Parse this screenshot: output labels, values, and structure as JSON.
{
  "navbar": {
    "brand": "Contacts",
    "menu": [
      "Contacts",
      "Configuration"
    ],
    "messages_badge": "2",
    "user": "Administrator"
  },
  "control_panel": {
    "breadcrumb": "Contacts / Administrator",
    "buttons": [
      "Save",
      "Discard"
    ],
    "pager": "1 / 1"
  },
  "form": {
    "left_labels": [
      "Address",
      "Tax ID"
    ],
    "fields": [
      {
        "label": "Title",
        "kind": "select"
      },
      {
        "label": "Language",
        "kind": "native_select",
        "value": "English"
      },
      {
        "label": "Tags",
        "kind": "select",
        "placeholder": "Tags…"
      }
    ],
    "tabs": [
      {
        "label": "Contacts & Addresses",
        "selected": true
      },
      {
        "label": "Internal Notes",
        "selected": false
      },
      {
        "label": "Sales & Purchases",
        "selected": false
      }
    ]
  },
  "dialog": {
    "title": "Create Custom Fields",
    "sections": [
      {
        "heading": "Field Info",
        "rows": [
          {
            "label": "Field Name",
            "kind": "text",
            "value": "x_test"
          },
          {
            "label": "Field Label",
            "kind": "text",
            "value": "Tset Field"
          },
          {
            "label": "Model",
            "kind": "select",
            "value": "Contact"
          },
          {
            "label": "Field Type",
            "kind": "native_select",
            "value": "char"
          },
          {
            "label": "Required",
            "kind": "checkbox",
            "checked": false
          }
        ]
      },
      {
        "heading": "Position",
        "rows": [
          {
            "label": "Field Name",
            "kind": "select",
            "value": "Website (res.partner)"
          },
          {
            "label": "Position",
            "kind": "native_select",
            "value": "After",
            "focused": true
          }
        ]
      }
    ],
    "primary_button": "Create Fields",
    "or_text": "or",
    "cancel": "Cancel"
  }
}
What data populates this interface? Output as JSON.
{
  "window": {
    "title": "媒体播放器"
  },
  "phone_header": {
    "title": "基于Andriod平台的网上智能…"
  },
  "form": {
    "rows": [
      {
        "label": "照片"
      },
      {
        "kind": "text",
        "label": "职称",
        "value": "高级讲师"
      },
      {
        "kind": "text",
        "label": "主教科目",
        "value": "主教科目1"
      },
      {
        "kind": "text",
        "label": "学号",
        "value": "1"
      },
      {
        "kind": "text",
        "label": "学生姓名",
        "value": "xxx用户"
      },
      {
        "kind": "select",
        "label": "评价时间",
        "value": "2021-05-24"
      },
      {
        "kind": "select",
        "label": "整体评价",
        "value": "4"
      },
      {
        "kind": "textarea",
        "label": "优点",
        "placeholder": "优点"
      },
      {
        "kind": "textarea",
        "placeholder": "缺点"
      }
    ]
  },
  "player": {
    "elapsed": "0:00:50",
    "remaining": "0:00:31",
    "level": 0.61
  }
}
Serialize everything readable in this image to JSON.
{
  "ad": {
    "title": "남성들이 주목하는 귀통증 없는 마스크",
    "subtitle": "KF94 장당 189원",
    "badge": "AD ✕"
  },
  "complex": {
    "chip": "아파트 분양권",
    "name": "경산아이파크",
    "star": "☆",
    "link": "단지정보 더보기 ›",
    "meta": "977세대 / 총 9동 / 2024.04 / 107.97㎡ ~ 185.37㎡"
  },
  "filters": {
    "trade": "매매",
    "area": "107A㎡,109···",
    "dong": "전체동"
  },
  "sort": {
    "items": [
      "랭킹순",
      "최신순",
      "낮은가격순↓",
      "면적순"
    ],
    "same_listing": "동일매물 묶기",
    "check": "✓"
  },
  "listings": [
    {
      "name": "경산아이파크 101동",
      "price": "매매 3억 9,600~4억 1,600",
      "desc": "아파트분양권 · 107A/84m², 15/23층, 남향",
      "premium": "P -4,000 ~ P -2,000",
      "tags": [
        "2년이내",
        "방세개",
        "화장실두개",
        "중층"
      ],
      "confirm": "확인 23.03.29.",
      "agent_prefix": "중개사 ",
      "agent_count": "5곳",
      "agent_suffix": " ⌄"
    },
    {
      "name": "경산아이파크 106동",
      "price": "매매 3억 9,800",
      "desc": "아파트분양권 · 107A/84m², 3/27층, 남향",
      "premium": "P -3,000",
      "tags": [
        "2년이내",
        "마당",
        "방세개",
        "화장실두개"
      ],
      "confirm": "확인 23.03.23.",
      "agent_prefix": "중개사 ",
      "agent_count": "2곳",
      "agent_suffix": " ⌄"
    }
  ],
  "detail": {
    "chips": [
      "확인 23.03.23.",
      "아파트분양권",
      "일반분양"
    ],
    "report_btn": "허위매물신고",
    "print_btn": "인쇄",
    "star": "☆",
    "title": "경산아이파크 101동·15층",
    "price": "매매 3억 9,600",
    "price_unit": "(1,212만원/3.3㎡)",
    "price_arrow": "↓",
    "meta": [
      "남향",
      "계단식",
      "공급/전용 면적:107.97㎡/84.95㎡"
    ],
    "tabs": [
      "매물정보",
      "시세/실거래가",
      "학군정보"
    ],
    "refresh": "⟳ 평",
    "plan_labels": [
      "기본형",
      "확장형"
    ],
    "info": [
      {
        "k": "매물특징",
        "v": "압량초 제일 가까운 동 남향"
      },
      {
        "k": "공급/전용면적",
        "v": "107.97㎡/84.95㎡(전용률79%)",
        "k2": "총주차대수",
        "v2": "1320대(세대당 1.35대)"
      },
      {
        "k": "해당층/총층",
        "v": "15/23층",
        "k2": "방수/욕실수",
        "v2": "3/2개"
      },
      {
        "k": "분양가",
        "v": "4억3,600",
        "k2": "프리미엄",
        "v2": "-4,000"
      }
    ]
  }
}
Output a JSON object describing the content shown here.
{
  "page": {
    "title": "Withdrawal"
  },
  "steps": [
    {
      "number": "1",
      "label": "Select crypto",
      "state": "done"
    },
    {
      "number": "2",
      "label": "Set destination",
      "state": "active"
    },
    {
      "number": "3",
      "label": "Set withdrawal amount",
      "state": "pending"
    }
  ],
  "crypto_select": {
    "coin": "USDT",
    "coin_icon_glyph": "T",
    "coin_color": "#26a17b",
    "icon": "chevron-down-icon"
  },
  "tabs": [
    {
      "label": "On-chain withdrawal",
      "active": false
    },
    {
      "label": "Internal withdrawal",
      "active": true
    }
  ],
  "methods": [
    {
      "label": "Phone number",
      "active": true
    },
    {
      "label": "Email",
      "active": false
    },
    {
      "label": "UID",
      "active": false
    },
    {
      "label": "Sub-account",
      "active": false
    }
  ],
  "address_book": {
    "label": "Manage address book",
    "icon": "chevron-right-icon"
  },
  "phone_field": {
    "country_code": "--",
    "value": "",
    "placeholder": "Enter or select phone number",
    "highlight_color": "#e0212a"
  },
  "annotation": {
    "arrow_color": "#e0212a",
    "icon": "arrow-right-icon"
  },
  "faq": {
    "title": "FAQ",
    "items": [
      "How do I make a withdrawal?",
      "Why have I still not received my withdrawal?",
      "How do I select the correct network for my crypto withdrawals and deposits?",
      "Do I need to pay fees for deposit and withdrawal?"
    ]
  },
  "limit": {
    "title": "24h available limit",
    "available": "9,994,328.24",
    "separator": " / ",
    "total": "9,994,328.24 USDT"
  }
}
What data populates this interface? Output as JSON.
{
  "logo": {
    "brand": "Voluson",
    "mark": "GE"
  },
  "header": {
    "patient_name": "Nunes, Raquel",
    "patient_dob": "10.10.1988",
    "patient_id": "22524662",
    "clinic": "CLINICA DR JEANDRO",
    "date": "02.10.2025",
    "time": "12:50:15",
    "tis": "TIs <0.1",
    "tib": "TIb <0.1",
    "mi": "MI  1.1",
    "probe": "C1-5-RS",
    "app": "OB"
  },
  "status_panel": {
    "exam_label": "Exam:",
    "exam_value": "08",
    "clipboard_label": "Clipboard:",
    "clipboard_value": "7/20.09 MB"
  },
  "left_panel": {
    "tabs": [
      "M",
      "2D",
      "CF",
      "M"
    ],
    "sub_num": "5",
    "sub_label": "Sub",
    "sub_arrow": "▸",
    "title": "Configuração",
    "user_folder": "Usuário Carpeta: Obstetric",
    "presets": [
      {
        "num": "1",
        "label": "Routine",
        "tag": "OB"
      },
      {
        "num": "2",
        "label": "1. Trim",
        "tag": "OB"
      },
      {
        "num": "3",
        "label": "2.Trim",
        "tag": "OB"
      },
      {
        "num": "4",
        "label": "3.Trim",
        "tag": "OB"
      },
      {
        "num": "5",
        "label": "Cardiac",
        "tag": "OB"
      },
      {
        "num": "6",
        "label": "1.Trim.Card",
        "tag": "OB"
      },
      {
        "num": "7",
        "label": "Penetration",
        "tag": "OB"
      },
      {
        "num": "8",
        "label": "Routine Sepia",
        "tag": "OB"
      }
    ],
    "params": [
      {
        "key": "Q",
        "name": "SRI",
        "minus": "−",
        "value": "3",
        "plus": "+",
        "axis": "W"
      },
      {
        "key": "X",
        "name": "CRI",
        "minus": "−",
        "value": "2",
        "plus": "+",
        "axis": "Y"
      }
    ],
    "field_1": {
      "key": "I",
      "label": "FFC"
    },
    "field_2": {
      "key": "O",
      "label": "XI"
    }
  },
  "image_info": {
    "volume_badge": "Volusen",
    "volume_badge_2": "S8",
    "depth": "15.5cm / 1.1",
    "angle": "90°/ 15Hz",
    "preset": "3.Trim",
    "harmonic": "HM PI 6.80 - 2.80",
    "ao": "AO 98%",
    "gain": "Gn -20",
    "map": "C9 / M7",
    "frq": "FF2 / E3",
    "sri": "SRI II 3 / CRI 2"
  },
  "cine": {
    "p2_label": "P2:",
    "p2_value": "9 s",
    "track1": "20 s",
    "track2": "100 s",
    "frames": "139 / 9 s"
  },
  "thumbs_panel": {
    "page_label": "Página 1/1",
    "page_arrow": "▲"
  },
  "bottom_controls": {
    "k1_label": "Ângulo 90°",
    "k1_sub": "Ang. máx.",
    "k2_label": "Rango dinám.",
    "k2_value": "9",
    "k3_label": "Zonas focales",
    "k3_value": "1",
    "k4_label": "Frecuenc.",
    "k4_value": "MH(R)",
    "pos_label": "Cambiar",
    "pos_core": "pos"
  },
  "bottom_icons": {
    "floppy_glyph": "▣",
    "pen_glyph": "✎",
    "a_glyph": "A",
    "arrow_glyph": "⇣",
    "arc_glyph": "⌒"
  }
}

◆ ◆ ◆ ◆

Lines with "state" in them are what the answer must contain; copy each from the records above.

REPLY:
      "state": "done"
      "state": "active"
      "state": "pending"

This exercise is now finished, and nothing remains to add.